Collect all your old cell phones (even ones that don’t work).
No need to include chargers
or accessories

Package them all in a padded envelope and print out
this pre-paid shipping label
– it’s free!
Engage your community to recycle their old phones:


Screen Shot 2014-04-27 at 6.50.15 PM

We created a list of some volunteer-friendly organizations we know of or have learned about through our community. While we do not have any volunteer opportunities at Every Mother Counts at this time, we hope you will explore some of the following groups. We also welcome your suggestions so please add to this list and share your experiences with us.
The Afya Foundation – Volunteers sort medical supplies, fundraise and do projects that require specific training to expand services and delivery of goods to underserved populations.
Forever Angels Baby Home in Mwanza, Tanzania cares for orphaned and disadvantaged babies and children.Volunteers needed for childcare, teaching, nursing, physiotherapy, psychology, massage and plumbers, electricians, carpenters, farmers and gardeners.
The Foundation for African Medicine & Education (FAME) Africa provides on-site care and mobile medicine in Tanzania, as well as sponsorship and volunteer opportunities.
Global Health Corps provides yearlong paid fellowships to work on the frontlines for global health. Maternal health placements include JHPIEGO,  Marie Stopes Intl.,  mothers2mothers, & Planned Parenthood.
Midwives for Haiti educates Haitian women and men to provide prenatal care and skilled birth assistance.Volunteer midwives needed to assist in training and on-site work.
Seed Global Health is a public-private organization partnered with the Peace Corps to provide direct medical care, expert technical support and medical and nursing education in resource-poor settings.
The Shanti Uganda Society provides care for birthing mothers and women with HIV/AIDS in Uganda. They need volunteer midwives & women’s health professionals, but others are welcome.
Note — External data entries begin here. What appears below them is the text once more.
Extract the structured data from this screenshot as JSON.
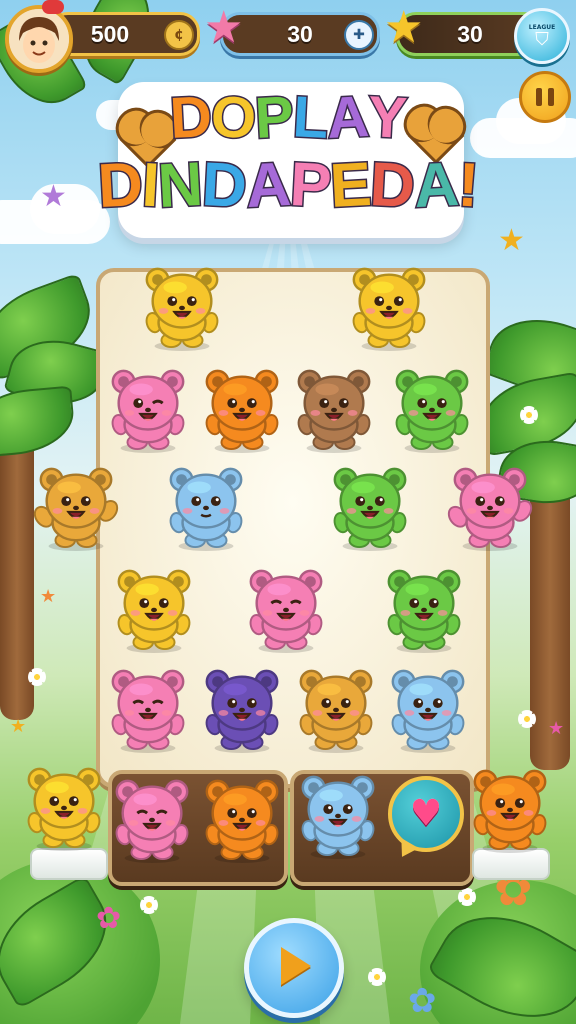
{
  "hud": {
    "coins": "500",
    "stars_pink": "30",
    "stars_gold": "30",
    "badge_text": "LEAGUE"
  },
  "title": {
    "line1": "DOPLAY",
    "line2": "DINDAPEDA!"
  },
  "colors": {
    "yellow": "#f6c52b",
    "orange": "#f58a1f",
    "brown": "#b07a4e",
    "green": "#6bc945",
    "pink": "#f57fb4",
    "blue": "#8cc4ee",
    "purple": "#6b4fb5",
    "gold": "#e9a83a"
  },
  "board": [
    {
      "color": "yellow",
      "expression": "smile"
    },
    {
      "color": "yellow",
      "expression": "happy"
    },
    {
      "color": "pink",
      "expression": "wink"
    },
    {
      "color": "orange",
      "expression": "happy"
    },
    {
      "color": "brown",
      "expression": "happy"
    },
    {
      "color": "green",
      "expression": "happy"
    },
    {
      "color": "gold",
      "expression": "cheer"
    },
    {
      "color": "blue",
      "expression": "calm"
    },
    {
      "color": "green",
      "expression": "happy"
    },
    {
      "color": "pink",
      "expression": "cheer"
    },
    {
      "color": "yellow",
      "expression": "happy"
    },
    {
      "color": "pink",
      "expression": "closed"
    },
    {
      "color": "green",
      "expression": "happy"
    },
    {
      "color": "pink",
      "expression": "closed"
    },
    {
      "color": "purple",
      "expression": "happy"
    },
    {
      "color": "gold",
      "expression": "happy"
    },
    {
      "color": "blue",
      "expression": "happy"
    }
  ],
  "tray": [
    {
      "color": "yellow",
      "expression": "happy"
    },
    {
      "color": "pink",
      "expression": "closed"
    },
    {
      "color": "orange",
      "expression": "happy"
    },
    {
      "color": "blue",
      "expression": "happy"
    },
    {
      "color": "orange",
      "expression": "happy"
    }
  ],
  "icons": {
    "coin": "coin-icon",
    "pink_star": "star-icon",
    "gold_star": "star-icon",
    "league": "badge-icon",
    "pause": "pause-icon",
    "bubble": "heart-icon",
    "play": "play-icon"
  }
}
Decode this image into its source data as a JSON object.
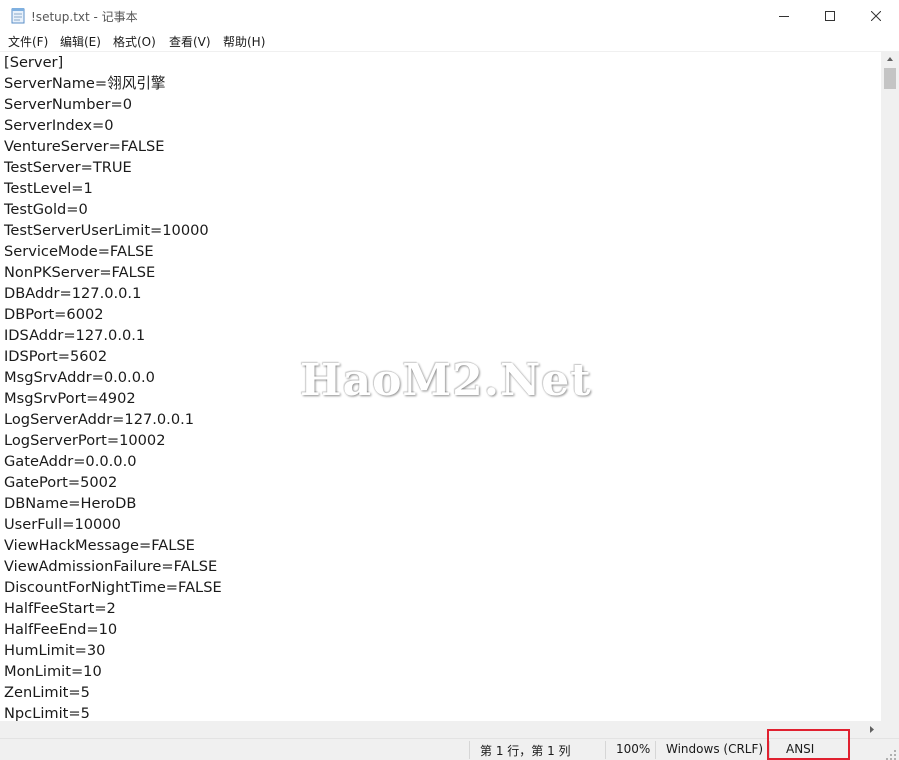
{
  "window": {
    "title": "!setup.txt - 记事本",
    "icon": "notepad-icon"
  },
  "menu": [
    {
      "label": "文件(F)"
    },
    {
      "label": "编辑(E)"
    },
    {
      "label": "格式(O)"
    },
    {
      "label": "查看(V)"
    },
    {
      "label": "帮助(H)"
    }
  ],
  "content": {
    "lines": [
      "[Server]",
      "ServerName=翎风引擎",
      "ServerNumber=0",
      "ServerIndex=0",
      "VentureServer=FALSE",
      "TestServer=TRUE",
      "TestLevel=1",
      "TestGold=0",
      "TestServerUserLimit=10000",
      "ServiceMode=FALSE",
      "NonPKServer=FALSE",
      "DBAddr=127.0.0.1",
      "DBPort=6002",
      "IDSAddr=127.0.0.1",
      "IDSPort=5602",
      "MsgSrvAddr=0.0.0.0",
      "MsgSrvPort=4902",
      "LogServerAddr=127.0.0.1",
      "LogServerPort=10002",
      "GateAddr=0.0.0.0",
      "GatePort=5002",
      "DBName=HeroDB",
      "UserFull=10000",
      "ViewHackMessage=FALSE",
      "ViewAdmissionFailure=FALSE",
      "DiscountForNightTime=FALSE",
      "HalfFeeStart=2",
      "HalfFeeEnd=10",
      "HumLimit=30",
      "MonLimit=10",
      "ZenLimit=5",
      "NpcLimit=5"
    ]
  },
  "status": {
    "position": "第 1 行，第 1 列",
    "zoom": "100%",
    "line_ending": "Windows (CRLF)",
    "encoding": "ANSI",
    "highlight_color": "#e0202f"
  },
  "watermark": "HaoM2.Net"
}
Screen Shot 2014-04-27 at 6.50.24 PM

NO WOMAN, NO CRY is a gripping documentary that tells the personal stories of pregnant women and their caretakers in four different countries as they try to avoid the barriers of maternal heath.


Drawn into the issue by her own experiences as a mother and inspired by the United Nation’s Millennium Development Goal 5 (MDG 5) — to reduce maternal mortality by 75% by the year 2015, Christy Turlington Burns tells her own harrowing birth story and then sets out to see firsthand what can be done to prevent so many women from dying. The film subtly points to four different types of barriers to care that prevent many pregnant women from getting the care they need to survive their pregnancies: physical barriers in Tanzania, cultural barriers in Bangladesh, legal barriers in Guatemala, and bureaucratic barriers in the U.S.
Plan a small gathering in your home or talk to someone at your school, university or conference about screening the film on a larger screen for a bigger group.

Here is the trailer to the movie,  “No Woman, No Cry.”



For intimate screenings in your home, download from iTUNES or stream from AMAZON,  HULU, NETFLIX
For institutional and educational public screenings, please CONTACT US.
DOWNLOAD screening guide for more detailed instructions.
Screen Shot 2014-04-27 at 8.21.32 PM
Screen Shot 2014-04-27 at 8.09.45 PM
Screen Shot 2014-04-27 at 8.09.30 PM
Screen Shot 2014-04-27 at 8.10.01 PM



I urge you to go to Every Mother Counts and get involved.  Please take 2 actions on your own.

Even sharing the message on social media.

Be sure to subscribe to THE ENGLISH ROOM for extra news, giveaways and discounts.
Please make sure you “like” The English Room on Facebook.
Follow  @theenglishr on Twitter
Follow Holly Phillips @ The English Room on Pinterest
Follow The English Room in Tumblr
Follow The English Room on Instagram
Follow me on KEEP too!
Please feel free to contact The English Room if you are interested in our interior design services in Charlotte or beyond.